Isn’t it unfair how when we are all grown up and out the nest, we don’t return the care we received from our parents?
Isn’t it unfair how a woman who by all means is considered a pensioner but still has to work?
It is rather unfair that such a woman especially on chronic medication has to travel long distances day in and day out to put food on the table.
The cleaner in our office (let’s call her Ma Ester) is an old lady who has high blood pressure. She is really nice but you can see the difficulty when she does her work. She has no choice – so she says.
She lives with her 3 year old grandson. Just after the birth, her son (the child’s father) died. Not long after that, the mother gave the baby to Ma Ester to raise. Now, Ma Ester, as a 60-something year old woman, has to work cleaning offices to keep things afloat.
Ma Ester has a daughter in her early 20s. This daughter, unlike her mother, lives in an upmarket suburb. She just recently bought herself a new car. Ma Ester says that the daughter does visit often. On weekends she has supper with her and the grandson.
Maybe I’m just being different but is that really fair?
Your mother who is on chronic medication is living in the township, raising your nephew since he was an infant and you’re living in an upmarket suburb driving a new car? Yes, you visit every weekend but she could do with some help, surely. Especially since in her old age she had to raise that boy since infant days. She’s supposed to take it easy at her age not get up at 05:00 each day to take that boy to crèche and make the journey to work which by the way is not that far from where you work and live.
I’m not saying this daughter needs to give up her dreams altogether because that is the dream of every parent – to see their children succeed. Yet, if she could afford a brand new car -which according to Ma Ester costs about half a million rand- driving a second hand car for some time, why couldn’t she have her mom and nephew live with her?
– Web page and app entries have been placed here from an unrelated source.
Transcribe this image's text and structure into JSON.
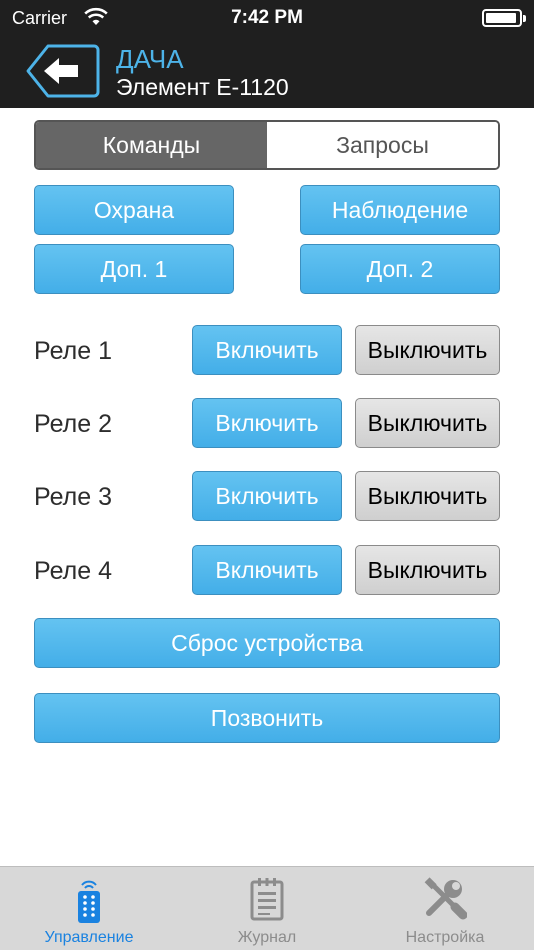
{
  "status_bar": {
    "carrier": "Carrier",
    "time": "7:42 PM"
  },
  "header": {
    "title": "ДАЧА",
    "subtitle": "Элемент Е-1120"
  },
  "segments": [
    {
      "label": "Команды",
      "active": true
    },
    {
      "label": "Запросы",
      "active": false
    }
  ],
  "buttons": {
    "guard": "Охрана",
    "observe": "Наблюдение",
    "extra1": "Доп. 1",
    "extra2": "Доп. 2",
    "reset": "Сброс устройства",
    "call": "Позвонить"
  },
  "relays": [
    {
      "label": "Реле 1",
      "on": "Включить",
      "off": "Выключить"
    },
    {
      "label": "Реле 2",
      "on": "Включить",
      "off": "Выключить"
    },
    {
      "label": "Реле 3",
      "on": "Включить",
      "off": "Выключить"
    },
    {
      "label": "Реле 4",
      "on": "Включить",
      "off": "Выключить"
    }
  ],
  "tabs": [
    {
      "label": "Управление",
      "icon": "remote-control-icon",
      "active": true
    },
    {
      "label": "Журнал",
      "icon": "notepad-icon",
      "active": false
    },
    {
      "label": "Настройка",
      "icon": "tools-icon",
      "active": false
    }
  ],
  "colors": {
    "accent_blue": "#4db3e8",
    "button_blue": "#52b8ec",
    "tab_active": "#1a82e0",
    "header_bg": "#1f1f1f"
  }
}
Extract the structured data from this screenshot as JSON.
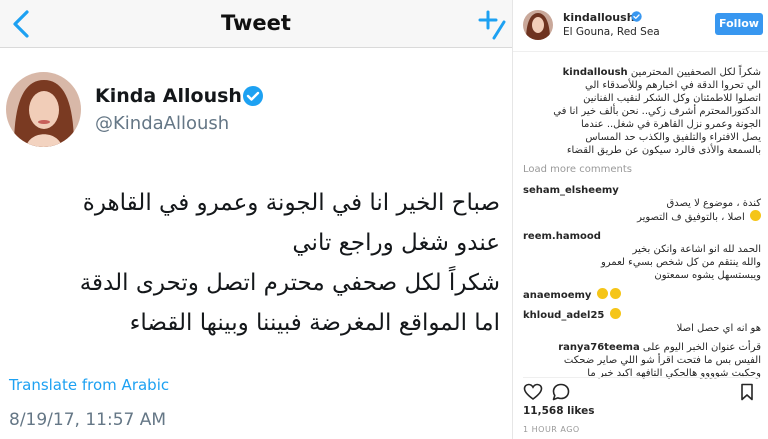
{
  "tweet": {
    "header_title": "Tweet",
    "name": "Kinda Alloush",
    "handle": "@KindaAlloush",
    "body_lines": [
      "صباح الخير انا في الجونة وعمرو في القاهرة",
      "عندو شغل وراجع تاني",
      "شكراً لكل صحفي محترم اتصل وتحرى الدقة",
      "اما المواقع المغرضة فبيننا وبينها القضاء"
    ],
    "translate_label": "Translate from Arabic",
    "timestamp": "8/19/17, 11:57 AM",
    "colors": {
      "accent": "#1da1f2",
      "text": "#14171a",
      "muted": "#657786"
    }
  },
  "instagram": {
    "username": "kindalloush",
    "location": "El Gouna, Red Sea",
    "follow_label": "Follow",
    "caption_user": "kindalloush",
    "caption_lines": [
      "شكراً لكل الصحفيين المحترمين",
      "الي تحروا الدقة في اخبارهم وللأصدقاء الي",
      "اتصلوا للاطمئنان وكل الشكر لنقيب الفنانين",
      "الدكتورالمحترم أشرف زكي.. نحن بألف خير انا في",
      "الجونة وعمرو نزل القاهرة في شغل.. عندما",
      "يصل الافتراء والتلفيق والكذب حد المساس",
      "بالسمعة والأذى فالرد سيكون عن طريق القضاء"
    ],
    "load_more_label": "Load more comments",
    "comments": [
      {
        "user": "seham_elsheemy",
        "lines": [
          "كندة ، موضوع لا يصدق",
          "اصلا ، بالتوفيق ف التصوير"
        ],
        "emoji": true
      },
      {
        "user": "reem.hamood",
        "lines": [
          "الحمد لله انو اشاعة وانكن بخير",
          "والله ينتقم من كل شخص بسيء لعمرو",
          "ويبستسهل يشوه سمعتون"
        ],
        "emoji": false
      },
      {
        "user": "anaemoemy",
        "lines": [],
        "emoji_count": 2
      },
      {
        "user": "khloud_adel25",
        "lines": [
          "هو انه اي حصل اصلا"
        ],
        "emoji_count": 1
      },
      {
        "user": "ranya76teema",
        "lines": [
          "قرأت عنوان الخبر اليوم على",
          "الفيس بس ما فتحت اقرأ شو اللي صاير ضحكت",
          "وحكيت شوووو هالحكي التافهه اكيد خبر ما"
        ],
        "emoji": false
      }
    ],
    "likes": "11,568 likes",
    "time_ago": "1 HOUR AGO",
    "colors": {
      "follow_bg": "#3897f0",
      "text": "#262626",
      "muted": "#999999"
    }
  }
}
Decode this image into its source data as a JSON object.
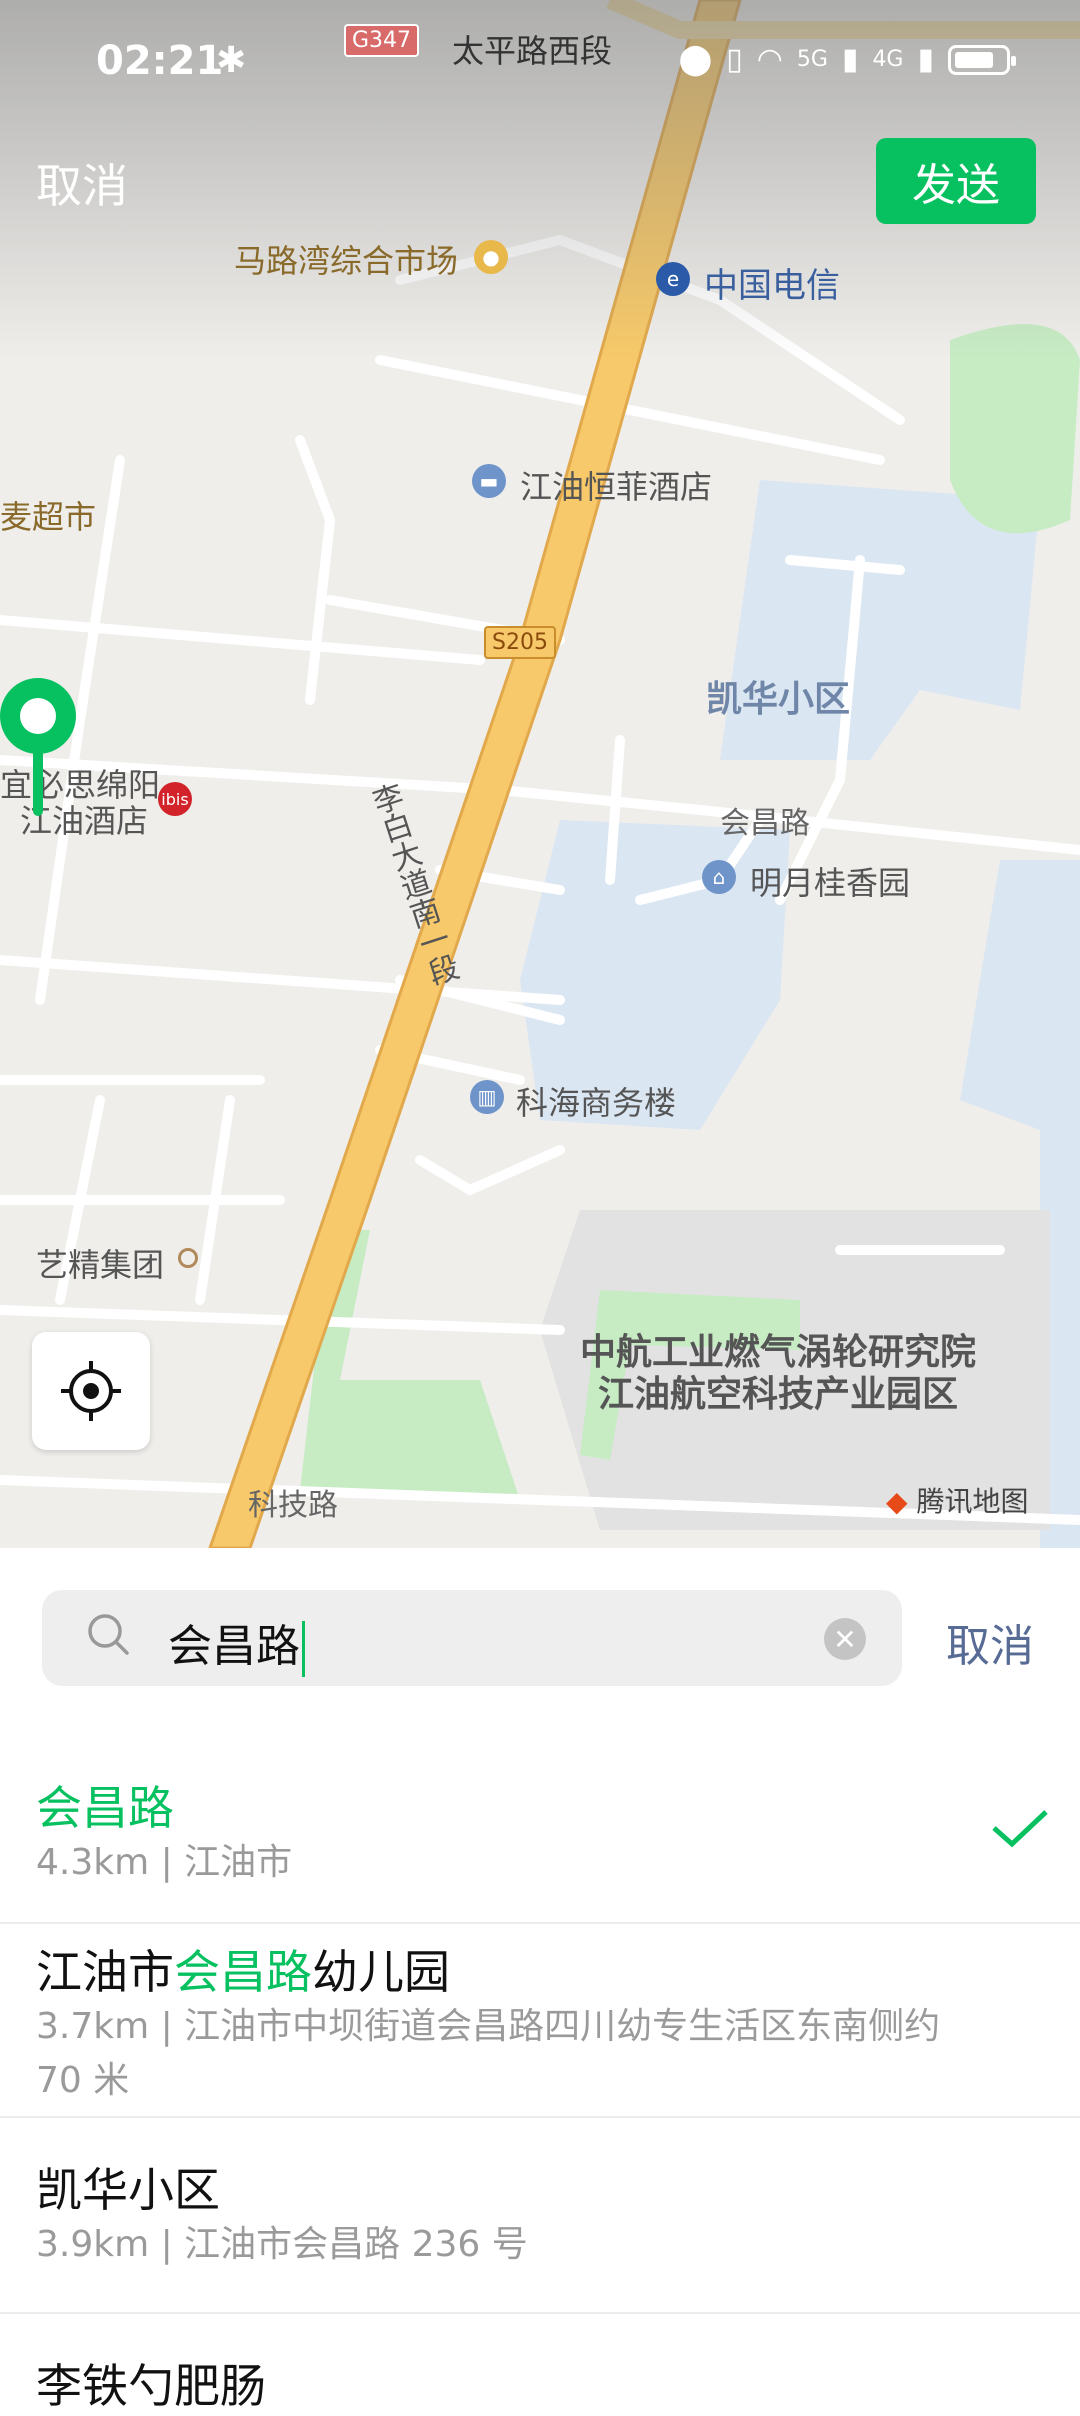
{
  "status_bar": {
    "time": "02:21",
    "network_labels": [
      "5G",
      "4G"
    ]
  },
  "header": {
    "cancel_label": "取消",
    "send_label": "发送"
  },
  "map": {
    "road_shields": [
      "G347",
      "S205"
    ],
    "labels": {
      "taiping_road": "太平路西段",
      "malu_market": "马路湾综合市场",
      "china_telecom": "中国电信",
      "supermarket": "麦超市",
      "hengfei_hotel": "江油恒菲酒店",
      "kaihua": "凯华小区",
      "huichang_road": "会昌路",
      "mingyue": "明月桂香园",
      "ibis_line1": "宜必思绵阳",
      "ibis_line2": "江油酒店",
      "libai_road": "李白大道南一段",
      "kehai": "科海商务楼",
      "yijing": "艺精集团",
      "avic_line1": "中航工业燃气涡轮研究院",
      "avic_line2": "江油航空科技产业园区",
      "keji_road": "科技路",
      "ibis_badge": "ibis"
    },
    "provider": "腾讯地图"
  },
  "search": {
    "query": "会昌路",
    "cancel_label": "取消"
  },
  "results": [
    {
      "title_pre": "",
      "title_hl": "会昌路",
      "title_post": "",
      "sub": "4.3km | 江油市",
      "selected": true
    },
    {
      "title_pre": "江油市",
      "title_hl": "会昌路",
      "title_post": "幼儿园",
      "sub": "3.7km | 江油市中坝街道会昌路四川幼专生活区东南侧约 70 米",
      "selected": false
    },
    {
      "title_pre": "凯华小区",
      "title_hl": "",
      "title_post": "",
      "sub": "3.9km | 江油市会昌路 236 号",
      "selected": false
    },
    {
      "title_pre": "李铁勺肥肠",
      "title_hl": "",
      "title_post": "",
      "sub": "",
      "selected": false
    }
  ],
  "colors": {
    "accent_green": "#07c160",
    "link_blue": "#576b95",
    "map_bg": "#efeeeb",
    "main_road": "#f7c96a"
  }
}
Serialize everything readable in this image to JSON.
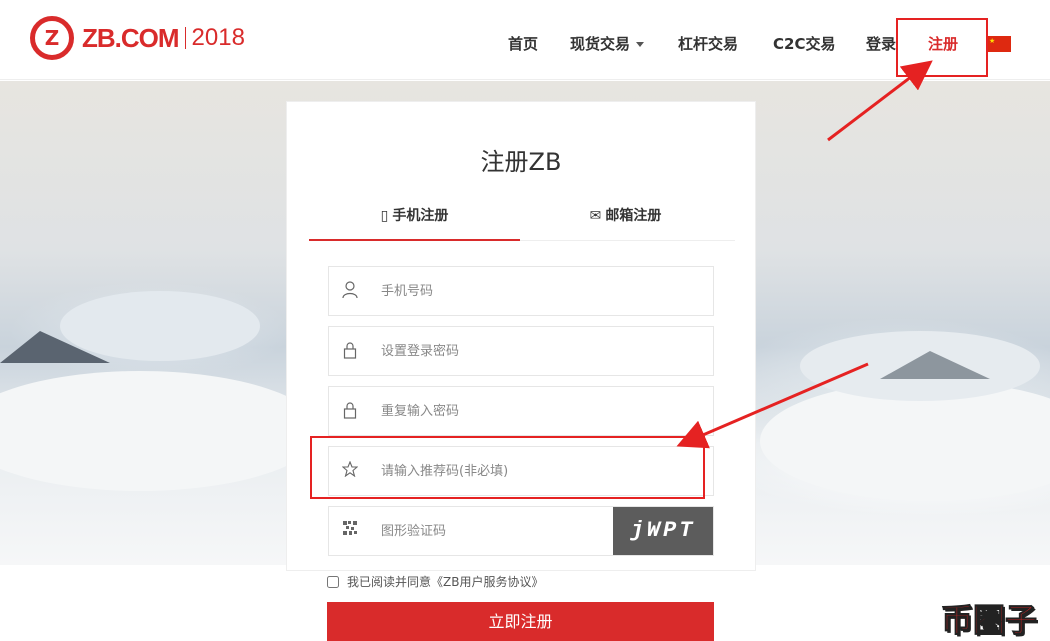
{
  "header": {
    "logo_text": "ZB.COM",
    "logo_year": "2018",
    "nav": [
      {
        "label": "首页"
      },
      {
        "label": "现货交易"
      },
      {
        "label": "杠杆交易"
      },
      {
        "label": "C2C交易"
      },
      {
        "label": "登录"
      },
      {
        "label": "注册"
      }
    ]
  },
  "form": {
    "title": "注册ZB",
    "tabs": [
      {
        "label": "手机注册",
        "active": true
      },
      {
        "label": "邮箱注册",
        "active": false
      }
    ],
    "fields": {
      "phone_placeholder": "手机号码",
      "password_placeholder": "设置登录密码",
      "repeat_password_placeholder": "重复输入密码",
      "referral_placeholder": "请输入推荐码(非必填)",
      "captcha_placeholder": "图形验证码"
    },
    "captcha_text": "jWPT",
    "agreement": "我已阅读并同意《ZB用户服务协议》",
    "submit_label": "立即注册"
  },
  "watermark": "币圈子",
  "colors": {
    "accent": "#d92b2b",
    "annotation": "#e52222"
  }
}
This daughter doesn’t live and work far from where Ma Ester works so it could lessen the travelling stress. Maybe Ma Ester is comfortable and she perhaps doesn’t want to be a burden or an embarrassment to her daughter but let’s face it. When Ma Ester really can’t do things anymore, that child is most probably still going to be in primary school. How unfair on him?
I feel so bad. Not just for Ma Ester but for all the “pensioners” who have no choice but to work. I see lots of them on the bus.
It breaks my heart.